Yet my mother, turning 60, still keeps trying to get attention for her achievements, even talking over my daughter’s and two sons’ great marks, and involvement in sports and music.
There’s no way I’m going to let her keep competing and try to show them up, as she did with me. But I do NOT want to destroy our relationship.
I just want her to be my mother, not my competitor, and the kids’ grandmother, not a visiting superstar who must always have the spotlight shining on her!
Let mom shine in her own circle of friends, but gently let her know that in your house, the kids are all equally worthy of notice. She needs to love and be proud of them, not impress them.
Tell her you’ll always love her, and so will the children, if she stops trying to impress and leaves space in the conversation for others, including you.
Explain that you were always proud of her and still are. But her need to be noticed beyond all others is not even attractive. It’s oppressive.
However, if the source of her current neediness comes from being lonely, sad, or fear of being ignored, offer to go with her to talk to a therapist.
Instead of performing for attention, she needs the self-confidence that comes from family and friendship support. Tell her she has that from you and can now be respected for supporting others, too.
During my 29-year marriage, my husband’s sister and I grew closer over both having children with disabilities.

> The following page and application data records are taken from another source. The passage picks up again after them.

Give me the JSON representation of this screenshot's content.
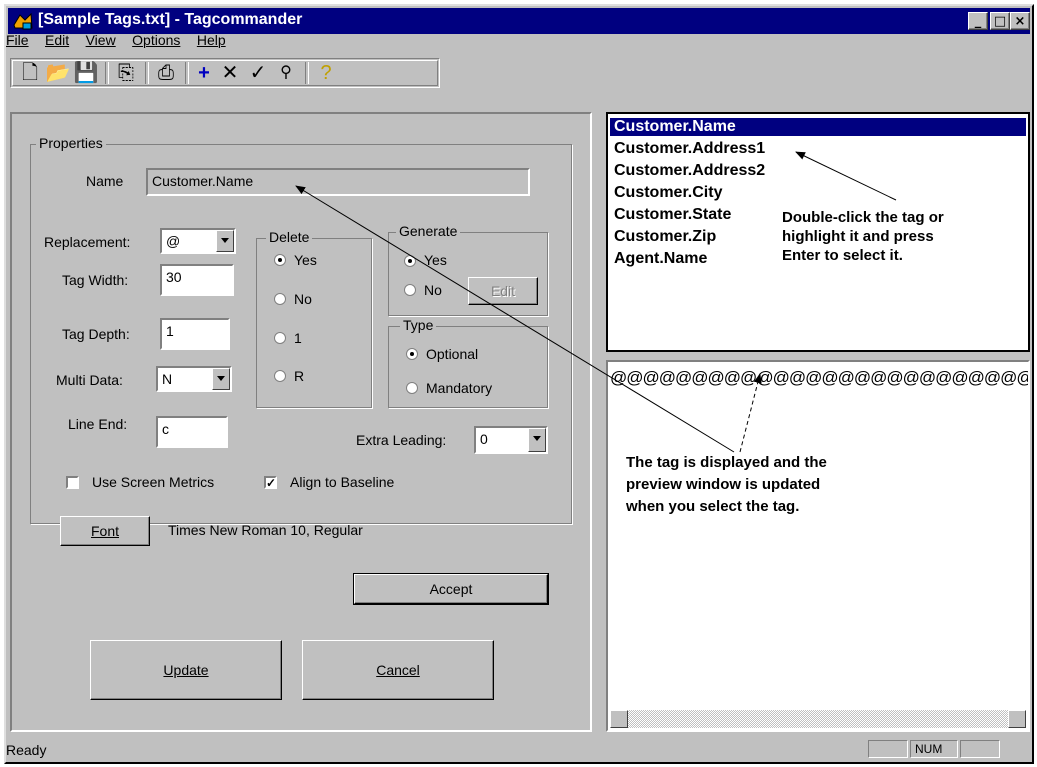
{
  "window": {
    "title": "[Sample Tags.txt] - Tagcommander"
  },
  "menu": {
    "items": [
      "File",
      "Edit",
      "View",
      "Options",
      "Help"
    ]
  },
  "toolbar": {
    "icons": [
      "new-file-icon",
      "open-folder-icon",
      "save-icon",
      "copy-icon",
      "print-icon",
      "add-icon",
      "delete-icon",
      "checkmark-icon",
      "search-icon",
      "help-icon"
    ]
  },
  "properties": {
    "legend": "Properties",
    "name_label": "Name",
    "name_value": "Customer.Name",
    "replacement_label": "Replacement:",
    "replacement_value": "@",
    "tag_width_label": "Tag Width:",
    "tag_width_value": "30",
    "tag_depth_label": "Tag Depth:",
    "tag_depth_value": "1",
    "multi_data_label": "Multi Data:",
    "multi_data_value": "N",
    "line_end_label": "Line End:",
    "line_end_value": "c",
    "delete": {
      "legend": "Delete",
      "options": [
        "Yes",
        "No",
        "1",
        "R"
      ],
      "selected": "Yes"
    },
    "generate": {
      "legend": "Generate",
      "options": [
        "Yes",
        "No"
      ],
      "selected": "Yes",
      "edit_label": "Edit"
    },
    "type": {
      "legend": "Type",
      "options": [
        "Optional",
        "Mandatory"
      ],
      "selected": "Optional"
    },
    "extra_leading_label": "Extra Leading:",
    "extra_leading_value": "0",
    "use_screen_metrics_label": "Use Screen Metrics",
    "use_screen_metrics_checked": false,
    "align_baseline_label": "Align to Baseline",
    "align_baseline_checked": true,
    "font_button": "Font",
    "font_value": "Times New Roman 10, Regular"
  },
  "buttons": {
    "accept": "Accept",
    "update": "Update",
    "cancel": "Cancel"
  },
  "tag_list": {
    "items": [
      "Customer.Name",
      "Customer.Address1",
      "Customer.Address2",
      "Customer.City",
      "Customer.State",
      "Customer.Zip",
      "Agent.Name"
    ],
    "selected_index": 0
  },
  "annotations": {
    "list_note": [
      "Double-click the tag or",
      "highlight it and press",
      "Enter to select it."
    ],
    "preview_note": [
      "The tag is displayed and the",
      "preview window is updated",
      "when you select the tag."
    ]
  },
  "preview": {
    "text": "@@@@@@@@@@@@@@@@@@@@@@@@@@@@@@"
  },
  "status": {
    "text": "Ready",
    "num": "NUM"
  }
}
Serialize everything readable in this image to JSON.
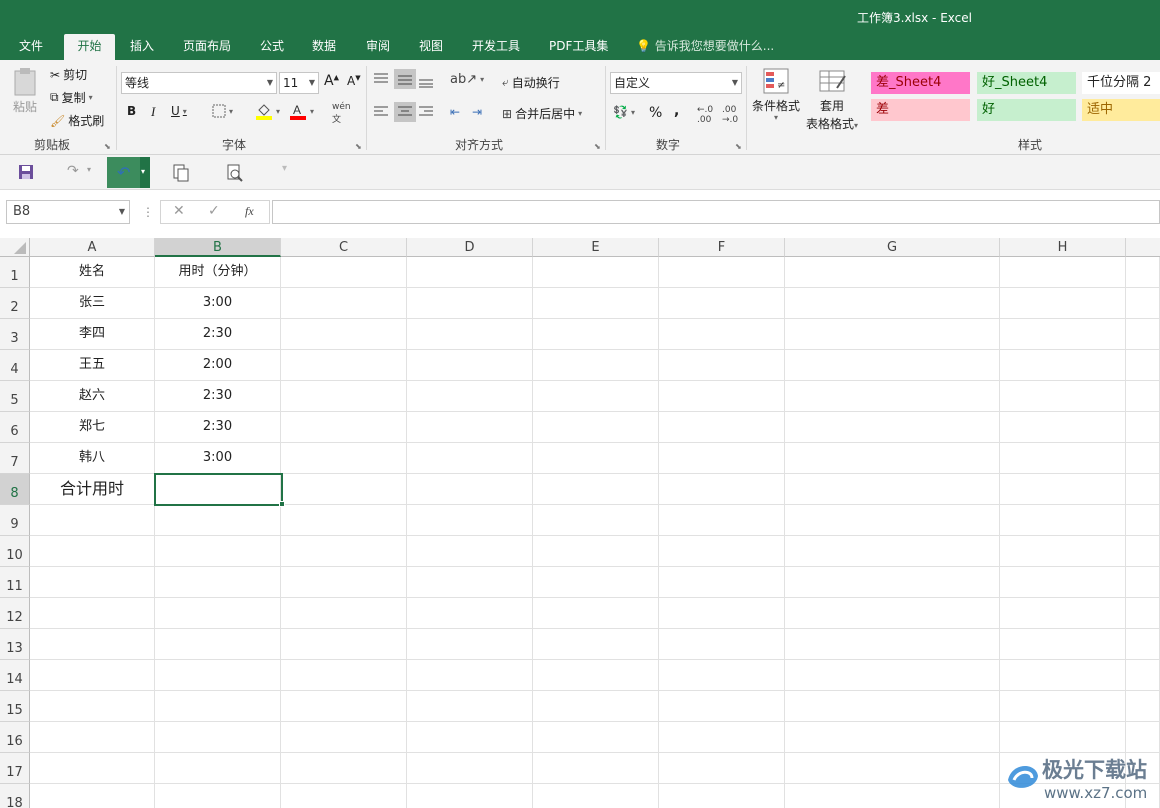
{
  "window": {
    "title": "工作簿3.xlsx - Excel"
  },
  "tabs": [
    "文件",
    "开始",
    "插入",
    "页面布局",
    "公式",
    "数据",
    "审阅",
    "视图",
    "开发工具",
    "PDF工具集"
  ],
  "tell_me": "告诉我您想要做什么...",
  "ribbon": {
    "clipboard": {
      "paste": "粘贴",
      "cut": "剪切",
      "copy": "复制",
      "format_painter": "格式刷",
      "label": "剪贴板"
    },
    "font": {
      "name": "等线",
      "size": "11",
      "bold": "B",
      "italic": "I",
      "underline": "U",
      "label": "字体"
    },
    "alignment": {
      "wrap": "自动换行",
      "merge": "合并后居中",
      "label": "对齐方式"
    },
    "number": {
      "format": "自定义",
      "percent": "%",
      "comma": ",",
      "label": "数字"
    },
    "styles": {
      "conditional": "条件格式",
      "table_line1": "套用",
      "table_line2": "表格格式",
      "cells": [
        {
          "text": "差_Sheet4",
          "bg": "#ff77c8",
          "fg": "#9c0006"
        },
        {
          "text": "好_Sheet4",
          "bg": "#c6efce",
          "fg": "#006100"
        },
        {
          "text": "千位分隔 2",
          "bg": "#ffffff",
          "fg": "#222222"
        },
        {
          "text": "差",
          "bg": "#ffc7ce",
          "fg": "#9c0006"
        },
        {
          "text": "好",
          "bg": "#c6efce",
          "fg": "#006100"
        },
        {
          "text": "适中",
          "bg": "#ffeb9c",
          "fg": "#9c6500"
        }
      ],
      "label": "样式"
    }
  },
  "formula_bar": {
    "name_box": "B8",
    "value": ""
  },
  "columns": [
    "A",
    "B",
    "C",
    "D",
    "E",
    "F",
    "G",
    "H"
  ],
  "rows": [
    "1",
    "2",
    "3",
    "4",
    "5",
    "6",
    "7",
    "8",
    "9",
    "10",
    "11",
    "12",
    "13",
    "14",
    "15",
    "16",
    "17",
    "18"
  ],
  "cells": {
    "A": [
      "姓名",
      "张三",
      "李四",
      "王五",
      "赵六",
      "郑七",
      "韩八",
      "合计用时"
    ],
    "B": [
      "用时（分钟）",
      "3:00",
      "2:30",
      "2:00",
      "2:30",
      "2:30",
      "3:00",
      ""
    ]
  },
  "watermark": {
    "text": "极光下载站",
    "url": "www.xz7.com"
  }
}
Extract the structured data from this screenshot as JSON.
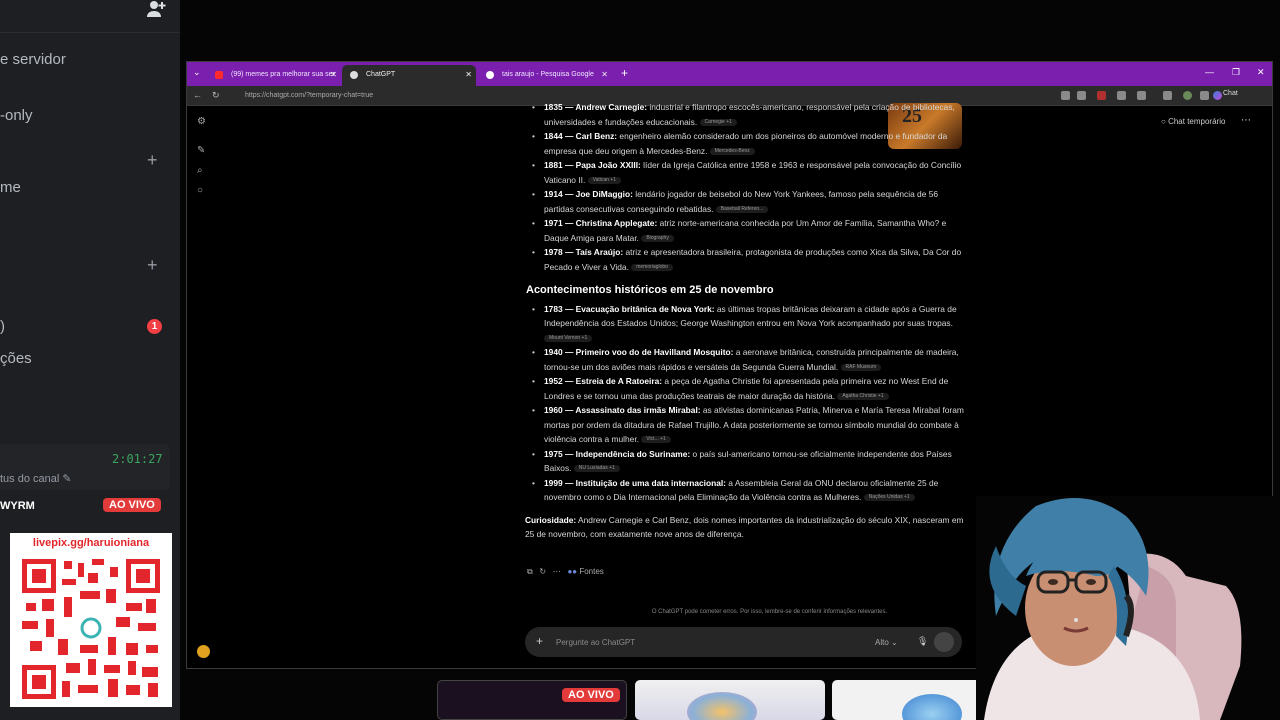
{
  "discord": {
    "items": [
      {
        "label": "e servidor"
      },
      {
        "label": "-only"
      },
      {
        "label": "me"
      },
      {
        "label": "ções"
      }
    ],
    "badge": "1",
    "timer": "2:01:27",
    "status": "tus do canal",
    "user": "WYRM",
    "live_label": "AO VIVO"
  },
  "qr": {
    "url": "livepix.gg/haruioniana"
  },
  "browser": {
    "tabs": [
      {
        "label": "(99) memes pra melhorar sua ser",
        "favicon_color": "#ff2b2b"
      },
      {
        "label": "ChatGPT",
        "favicon_color": "#dddddd"
      },
      {
        "label": "tais araujo - Pesquisa Google",
        "favicon_color": "#ffffff"
      }
    ],
    "url": "https://chatgpt.com/?temporary-chat=true",
    "chat_button": "Chat"
  },
  "chatgpt": {
    "temp_chat_label": "Chat temporário",
    "image_text": "25",
    "births": [
      {
        "bold": "1835 — Andrew Carnegie:",
        "text": " industrial e filantropo escocês-americano, responsável pela criação de bibliotecas, universidades e fundações educacionais.",
        "cite": "Carnegie +1"
      },
      {
        "bold": "1844 — Carl Benz:",
        "text": " engenheiro alemão considerado um dos pioneiros do automóvel moderno e fundador da empresa que deu origem à Mercedes-Benz.",
        "cite": "Mercedes-Benz"
      },
      {
        "bold": "1881 — Papa João XXIII:",
        "text": " líder da Igreja Católica entre 1958 e 1963 e responsável pela convocação do Concílio Vaticano II.",
        "cite": "Vatican +1"
      },
      {
        "bold": "1914 — Joe DiMaggio:",
        "text": " lendário jogador de beisebol do New York Yankees, famoso pela sequência de 56 partidas consecutivas conseguindo rebatidas.",
        "cite": "Baseball Referen..."
      },
      {
        "bold": "1971 — Christina Applegate:",
        "text": " atriz norte-americana conhecida por Um Amor de Família, Samantha Who? e Daque Amiga para Matar.",
        "cite": "Biography"
      },
      {
        "bold": "1978 — Taís Araújo:",
        "text": " atriz e apresentadora brasileira, protagonista de produções como Xica da Silva, Da Cor do Pecado e Viver a Vida.",
        "cite": "memoriaglobo"
      }
    ],
    "events_heading": "Acontecimentos históricos em 25 de novembro",
    "events": [
      {
        "bold": "1783 — Evacuação britânica de Nova York:",
        "text": " as últimas tropas britânicas deixaram a cidade após a Guerra de Independência dos Estados Unidos; George Washington entrou em Nova York acompanhado por suas tropas.",
        "cite": "Mount Vernon +1"
      },
      {
        "bold": "1940 — Primeiro voo do de Havilland Mosquito:",
        "text": " a aeronave britânica, construída principalmente de madeira, tornou-se um dos aviões mais rápidos e versáteis da Segunda Guerra Mundial.",
        "cite": "RAF Museum"
      },
      {
        "bold": "1952 — Estreia de A Ratoeira:",
        "text": " a peça de Agatha Christie foi apresentada pela primeira vez no West End de Londres e se tornou uma das produções teatrais de maior duração da história.",
        "cite": "Agatha Christie +1"
      },
      {
        "bold": "1960 — Assassinato das irmãs Mirabal:",
        "text": " as ativistas dominicanas Patria, Minerva e María Teresa Mirabal foram mortas por ordem da ditadura de Rafael Trujillo. A data posteriormente se tornou símbolo mundial do combate à violência contra a mulher.",
        "cite": "Vict... +1"
      },
      {
        "bold": "1975 — Independência do Suriname:",
        "text": " o país sul-americano tornou-se oficialmente independente dos Países Baixos.",
        "cite": "NU Lusíadas +1"
      },
      {
        "bold": "1999 — Instituição de uma data internacional:",
        "text": " a Assembleia Geral da ONU declarou oficialmente 25 de novembro como o Dia Internacional pela Eliminação da Violência contra as Mulheres.",
        "cite": "Nações Unidas +1"
      }
    ],
    "curiosity_bold": "Curiosidade:",
    "curiosity_text": " Andrew Carnegie e Carl Benz, dois nomes importantes da industrialização do século XIX, nasceram em 25 de novembro, com exatamente nove anos de diferença.",
    "sources_label": "Fontes",
    "disclaimer": "O ChatGPT pode cometer erros. Por isso, lembre-se de conferir informações relevantes.",
    "composer_placeholder": "Pergunte ao ChatGPT",
    "model_label": "Alto"
  },
  "bottom": {
    "live_label": "AO VIVO"
  }
}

But she began to disrespect me, e.g. not understanding “why woman don’t work and depend on man” i.e. insulting me.
She’d even insulted my husband and me for getting my mom to babysit so we could have a date-night.
I’m sure her behaviour’s related to her son’s very severe disability which makes her life very stressed.
But when she insulted my kids, I decided to stop talking to her. My husband asked me to ignore her calls/messages but I told her how I feel.
I feel better for standing up for myself and for him too. He didn't defend me. I feel betrayed by him.
This rift is a sad outcome for two women who should’ve continued bolstering each other from the heartache of raising children with frustrating disabilities.
Instead, you both justified making judgements and losing all empathy.
She badmouthed you, so you hardened your feelings and ignored your husband’s better advice.
There’s no win here. Accept that you’ve both had a hard time and the tension boiled over. It doesn’t have to stay that way. Make up with your husband.
Reader’s Commentary A different view of Alienated Grandparents (August 13):
“How many of these alienated grandparents are as clueless and dangerous as mine?
“After growing up in a household of abuse (physical, verbal, emotional, sexual), I confronted my parents after I had children because I realized how badly I’d been treated.
“They denied everything, said I was making it all up, maybe had some mental health problems! They were unwilling to have a relationship with my daughters until they were older. I realized it’d be dangerous to teach my kids that forced relationships with abusive people are healthy.
“When I read letters that baffled grandparents send you, I empathize far more with their kids and wonder if the grandparents are narcissists too.
“One day I’ll have to explain to my children that I’d have loved for them to have a grandparent(s) relationship, but it’s because of my love that they don't.”
Tip of the day:
A mother who loves the limelight can be fun... until she’s not. Tell Mom it’s time for her grandkids to shine, and to encourage them.